Wary parents have mixed feelings about schools reopening
Nono Likhoeli said rushing her 8-year-old daughter back to school while Covid-19 infections are increasing daily would be irresponsible.
“The virus supposedly thrives in winter, so why reopen schools at the beginning of one of the coldest months of the year?” she asked.
“I also understand that we’ve never dealt with anything of this magnitude, so the schools can’t possibly be prepared either.”
While admitting to being frustrated with home-schooling her daughter, who is in Grade 2, Likhoeli said she’d rather continue with it than send her back to school next month.
“I’d need to know how well prepared her school is and that will require a meeting with the principal, teachers and other parents to find out what measures the school has put in place.

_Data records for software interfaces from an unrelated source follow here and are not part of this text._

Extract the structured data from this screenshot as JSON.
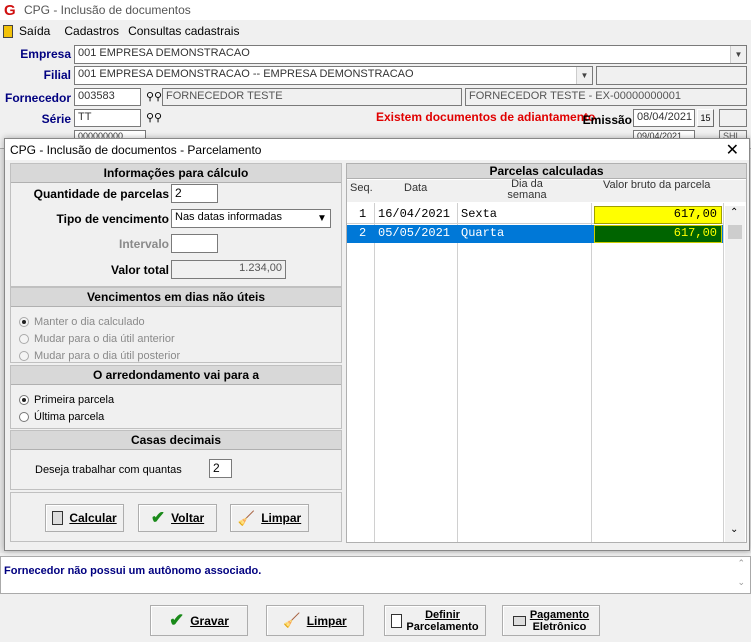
{
  "app": {
    "title": "CPG - Inclusão de documentos",
    "logo_letter": "G"
  },
  "menu": {
    "items": [
      "Saída",
      "Cadastros",
      "Consultas cadastrais"
    ]
  },
  "form": {
    "empresa_label": "Empresa",
    "empresa_value": "001 EMPRESA DEMONSTRACAO",
    "filial_label": "Filial",
    "filial_value": "001 EMPRESA DEMONSTRACAO -- EMPRESA DEMONSTRACAO",
    "fornecedor_label": "Fornecedor",
    "fornecedor_code": "003583",
    "fornecedor_name": "FORNECEDOR TESTE",
    "fornecedor_full": "FORNECEDOR TESTE - EX-00000000001",
    "serie_label": "Série",
    "serie_value": "TT",
    "adiantamento_warning": "Existem documentos de adiantamento",
    "emissao_label": "Emissão",
    "emissao_value": "08/04/2021",
    "doc_partial": "000000000",
    "date_partial": "09/04/2021",
    "side_partial": "SHL"
  },
  "dialog": {
    "title": "CPG - Inclusão de documentos - Parcelamento",
    "info_header": "Informações para cálculo",
    "qtd_label": "Quantidade de parcelas",
    "qtd_value": "2",
    "tipo_label": "Tipo de vencimento",
    "tipo_value": "Nas datas informadas",
    "intervalo_label": "Intervalo",
    "intervalo_value": "",
    "valor_label": "Valor total",
    "valor_value": "1.234,00",
    "venc_header": "Vencimentos em dias não úteis",
    "venc_options": [
      "Manter o dia calculado",
      "Mudar para o dia útil anterior",
      "Mudar para o dia útil posterior"
    ],
    "arred_header": "O arredondamento vai para a",
    "arred_options": [
      "Primeira parcela",
      "Última parcela"
    ],
    "casas_header": "Casas decimais",
    "casas_label": "Deseja trabalhar com quantas",
    "casas_value": "2",
    "btn_calcular": "Calcular",
    "btn_voltar": "Voltar",
    "btn_limpar": "Limpar",
    "grid_header": "Parcelas calculadas",
    "col_seq": "Seq.",
    "col_data": "Data",
    "col_dia": "Dia da semana",
    "col_valor": "Valor bruto da parcela",
    "rows": [
      {
        "seq": "1",
        "data": "16/04/2021",
        "dia": "Sexta",
        "valor": "617,00"
      },
      {
        "seq": "2",
        "data": "05/05/2021",
        "dia": "Quarta",
        "valor": "617,00"
      }
    ]
  },
  "status": {
    "message": "Fornecedor não possui um autônomo associado."
  },
  "footer": {
    "gravar": "Gravar",
    "limpar": "Limpar",
    "definir_1": "Definir",
    "definir_2": "Parcelamento",
    "pagamento_1": "Pagamento",
    "pagamento_2": "Eletrônico"
  },
  "colors": {
    "accent": "#000080",
    "warning": "#e00000",
    "highlight_yellow": "#ffff00",
    "selection": "#0078d7",
    "highlight_green": "#006400"
  }
}
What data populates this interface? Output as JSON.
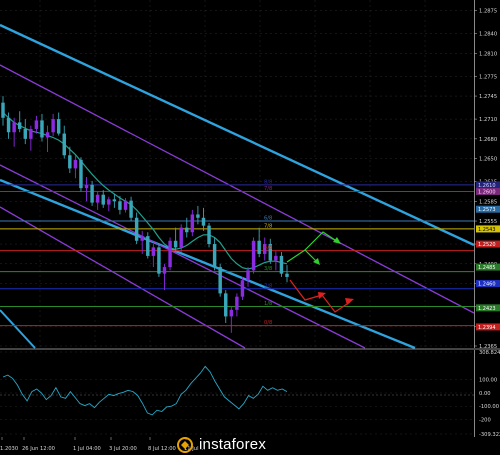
{
  "watermark": "instaforex",
  "chart_data": [
    {
      "type": "candlestick",
      "symbol_note": "",
      "y_range": [
        1.2365,
        1.2885
      ],
      "price_ticks": [
        "1.2875",
        "1.2840",
        "1.2810",
        "1.2775",
        "1.2745",
        "1.2710",
        "1.2680",
        "1.2650",
        "1.2615",
        "1.2585",
        "1.2555",
        "1.2520",
        "1.2490",
        "1.2460",
        "1.2425",
        "1.2395",
        "1.2365"
      ],
      "time_ticks": [
        "1.2030",
        "26 Jun 12:00",
        "1 Jul 04:00",
        "3 Jul 20:00",
        "8 Jul 12:00",
        "11 Jul ..."
      ],
      "grid": true,
      "ohlc": [
        [
          1.2735,
          1.2745,
          1.27,
          1.2712
        ],
        [
          1.2712,
          1.272,
          1.268,
          1.269
        ],
        [
          1.269,
          1.2712,
          1.2668,
          1.2705
        ],
        [
          1.2705,
          1.2722,
          1.269,
          1.2695
        ],
        [
          1.2695,
          1.271,
          1.2672,
          1.268
        ],
        [
          1.268,
          1.27,
          1.2662,
          1.2695
        ],
        [
          1.2695,
          1.2715,
          1.2688,
          1.2708
        ],
        [
          1.2708,
          1.2718,
          1.2676,
          1.2682
        ],
        [
          1.2682,
          1.27,
          1.266,
          1.269
        ],
        [
          1.269,
          1.2718,
          1.2684,
          1.271
        ],
        [
          1.271,
          1.272,
          1.2685,
          1.2688
        ],
        [
          1.2688,
          1.27,
          1.265,
          1.2655
        ],
        [
          1.2655,
          1.2668,
          1.2628,
          1.2635
        ],
        [
          1.2635,
          1.2655,
          1.262,
          1.2648
        ],
        [
          1.2648,
          1.2652,
          1.26,
          1.2605
        ],
        [
          1.2605,
          1.2622,
          1.2585,
          1.261
        ],
        [
          1.261,
          1.2616,
          1.2578,
          1.2583
        ],
        [
          1.2583,
          1.26,
          1.2572,
          1.2595
        ],
        [
          1.2595,
          1.2602,
          1.2575,
          1.258
        ],
        [
          1.258,
          1.2592,
          1.257,
          1.2588
        ],
        [
          1.2588,
          1.2596,
          1.2575,
          1.2585
        ],
        [
          1.2585,
          1.2593,
          1.2565,
          1.2572
        ],
        [
          1.2572,
          1.259,
          1.2568,
          1.2586
        ],
        [
          1.2586,
          1.2592,
          1.2555,
          1.256
        ],
        [
          1.256,
          1.2568,
          1.252,
          1.2525
        ],
        [
          1.2525,
          1.254,
          1.2505,
          1.2532
        ],
        [
          1.2532,
          1.2538,
          1.2498,
          1.2502
        ],
        [
          1.2502,
          1.252,
          1.2485,
          1.2515
        ],
        [
          1.2515,
          1.252,
          1.247,
          1.2475
        ],
        [
          1.2475,
          1.249,
          1.245,
          1.2485
        ],
        [
          1.2485,
          1.253,
          1.248,
          1.2525
        ],
        [
          1.2525,
          1.2545,
          1.251,
          1.2515
        ],
        [
          1.2515,
          1.255,
          1.2508,
          1.2545
        ],
        [
          1.2545,
          1.256,
          1.253,
          1.2538
        ],
        [
          1.2538,
          1.2572,
          1.2532,
          1.2565
        ],
        [
          1.2565,
          1.2578,
          1.255,
          1.256
        ],
        [
          1.256,
          1.2575,
          1.254,
          1.2548
        ],
        [
          1.2548,
          1.2552,
          1.2515,
          1.252
        ],
        [
          1.252,
          1.253,
          1.248,
          1.2485
        ],
        [
          1.2485,
          1.249,
          1.244,
          1.2445
        ],
        [
          1.2445,
          1.245,
          1.24,
          1.241
        ],
        [
          1.241,
          1.2425,
          1.2385,
          1.242
        ],
        [
          1.242,
          1.2445,
          1.241,
          1.244
        ],
        [
          1.244,
          1.247,
          1.2435,
          1.2465
        ],
        [
          1.2465,
          1.2485,
          1.2455,
          1.248
        ],
        [
          1.248,
          1.253,
          1.2475,
          1.2525
        ],
        [
          1.2525,
          1.2545,
          1.25,
          1.2505
        ],
        [
          1.2505,
          1.253,
          1.2495,
          1.252
        ],
        [
          1.252,
          1.2528,
          1.249,
          1.2495
        ],
        [
          1.2495,
          1.251,
          1.248,
          1.2502
        ],
        [
          1.2502,
          1.2508,
          1.247,
          1.2475
        ],
        [
          1.2475,
          1.2488,
          1.2462,
          1.247
        ]
      ],
      "bull_color": "#8b2be2",
      "bear_color": "#3aa6b9",
      "ma_color": "#1fa18c",
      "moving_average": [
        1.272,
        1.2712,
        1.2705,
        1.27,
        1.2696,
        1.2692,
        1.269,
        1.2688,
        1.2685,
        1.2682,
        1.2678,
        1.2672,
        1.2664,
        1.2656,
        1.2646,
        1.2636,
        1.2626,
        1.2617,
        1.2609,
        1.2602,
        1.2596,
        1.259,
        1.2585,
        1.258,
        1.2572,
        1.2562,
        1.2552,
        1.2542,
        1.253,
        1.252,
        1.2514,
        1.2512,
        1.2514,
        1.2518,
        1.2524,
        1.253,
        1.2534,
        1.2534,
        1.253,
        1.2522,
        1.251,
        1.2498,
        1.249,
        1.2484,
        1.2482,
        1.2484,
        1.2488,
        1.2492,
        1.2494,
        1.2494,
        1.2492,
        1.249
      ],
      "murrey_levels": [
        {
          "label": "8/8",
          "price": 1.261,
          "color": "#2a2a9a"
        },
        {
          "label": "7/8",
          "price": 1.26,
          "color": "#7a2a8a"
        },
        {
          "label": "6/8",
          "price": 1.2555,
          "color": "#3a7ab0"
        },
        {
          "label": "7/8",
          "price": 1.2543,
          "color": "#c8b400"
        },
        {
          "label": "4/8",
          "price": 1.251,
          "color": "#c02020"
        },
        {
          "label": "3/8",
          "price": 1.2478,
          "color": "#2a8a2a"
        },
        {
          "label": "2/8",
          "price": 1.2452,
          "color": "#1c2fbd"
        },
        {
          "label": "1/8",
          "price": 1.2425,
          "color": "#2a8a2a"
        },
        {
          "label": "0/8",
          "price": 1.2396,
          "color": "#c02020"
        }
      ],
      "price_tags": [
        {
          "text": "1.2610",
          "price": 1.261,
          "bg": "#23237a",
          "fg": "#d8d8ff"
        },
        {
          "text": "1.2600",
          "price": 1.26,
          "bg": "#7a2a7a",
          "fg": "#ffd8ff"
        },
        {
          "text": "1.2573",
          "price": 1.2573,
          "bg": "#2a6aa0",
          "fg": "#ffffff"
        },
        {
          "text": "1.2543",
          "price": 1.2543,
          "bg": "#d6c400",
          "fg": "#000000"
        },
        {
          "text": "1.2520",
          "price": 1.252,
          "bg": "#c02020",
          "fg": "#ffffff"
        },
        {
          "text": "1.2485",
          "price": 1.2485,
          "bg": "#2a7a2a",
          "fg": "#ffffff"
        },
        {
          "text": "1.2460",
          "price": 1.246,
          "bg": "#1c2fbd",
          "fg": "#ffffff"
        },
        {
          "text": "1.2423",
          "price": 1.2423,
          "bg": "#2a7a2a",
          "fg": "#ffffff"
        },
        {
          "text": "1.2394",
          "price": 1.2394,
          "bg": "#c02020",
          "fg": "#ffffff"
        }
      ]
    },
    {
      "type": "line",
      "name": "",
      "y_range": [
        -309.3225,
        308.8249
      ],
      "y_ticks": [
        "308.8249",
        "100.00",
        "0.00",
        "-100.00",
        "-200",
        "-309.3225"
      ],
      "color": "#26a8c8",
      "values": [
        120,
        135,
        110,
        60,
        -10,
        -60,
        10,
        30,
        0,
        -50,
        -20,
        40,
        -30,
        -40,
        10,
        -35,
        -80,
        -95,
        -80,
        -110,
        -70,
        -40,
        -10,
        -20,
        -5,
        5,
        20,
        10,
        -20,
        -80,
        -150,
        -165,
        -130,
        -140,
        -105,
        -100,
        -80,
        -10,
        20,
        70,
        110,
        150,
        200,
        160,
        90,
        30,
        -30,
        -60,
        -90,
        -120,
        -80,
        -20,
        -40,
        -10,
        50,
        20,
        40,
        20,
        30,
        10
      ]
    }
  ]
}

“There are 36 learners in a class. I’m worried about how social distancing will be applied to 36 8-year-olds.”
Fathers Doctor Khumalo and Sinaye Mdaka said their children would not be going back to school this year while the country battled the Covid-19 pandemic.
“It’s one of those tough decisions, but I guess she will have to lose this academic year because I won’t sacrifice my child for the sake of a government’s pilot project,” said Khumalo, while Mdaka suggested that classrooms should rather be converted into quarantine wards and only be reopened for schooling next year.
“I will not take the gamble. At my daughter’s age, there won’t be any social distancing among her peers and I believe that they will also share food and masks, leading to infections spreading fast among them. Children can make up for a missed grade,” added Mdaka.
However, some parents said they were ready for their children to return to school and continue with this year’s curriculum.
Themba Gasela, a father of two from Joburg, was confident that his children, who are in Grade 7 and Grade 5, have nothing to fear.
“My belief is that this virus has been blown way out of proportion.
“Sure, there are many fatalities across the world with the number sitting at over 300 000, but when you consider that over 200 000 people die daily from various causes, then you get a sense of why I say it’s exaggerated.”
Also, he said data was available to show that Covid-19 fatalities were largely among the elderly and sickly.
“It is because of these reasons that I am okay with sending my children back to school.
“The worldwide media focus on this virus is what causes the fear, but in truth less than 5% of infections end up in death.”
Jane Peterson, a mother of twins from Joburg North, believes her sons, who are in Grade 10, will return to school.
“I have no intentions of home-schooling the twins and, although the school has offered some support, I really think they need to return to school.
“Proper measures have been put in place and I believe every parent has done their best to educate their little ones. Life has to go back to normal some day,” she said.
Phyllis Ramafoko’s main worry is whether the backlog will be covered with the same professionalism and care.
“I don’t mind their return. I just need to make sure she has her sanitisers and mask at all times when she leaves home and if each class will have its own protective equipment, like how it’s done in shops.
“I am confident that classes can resume and be back to normal,” said the mother of a Grade 11 pupil.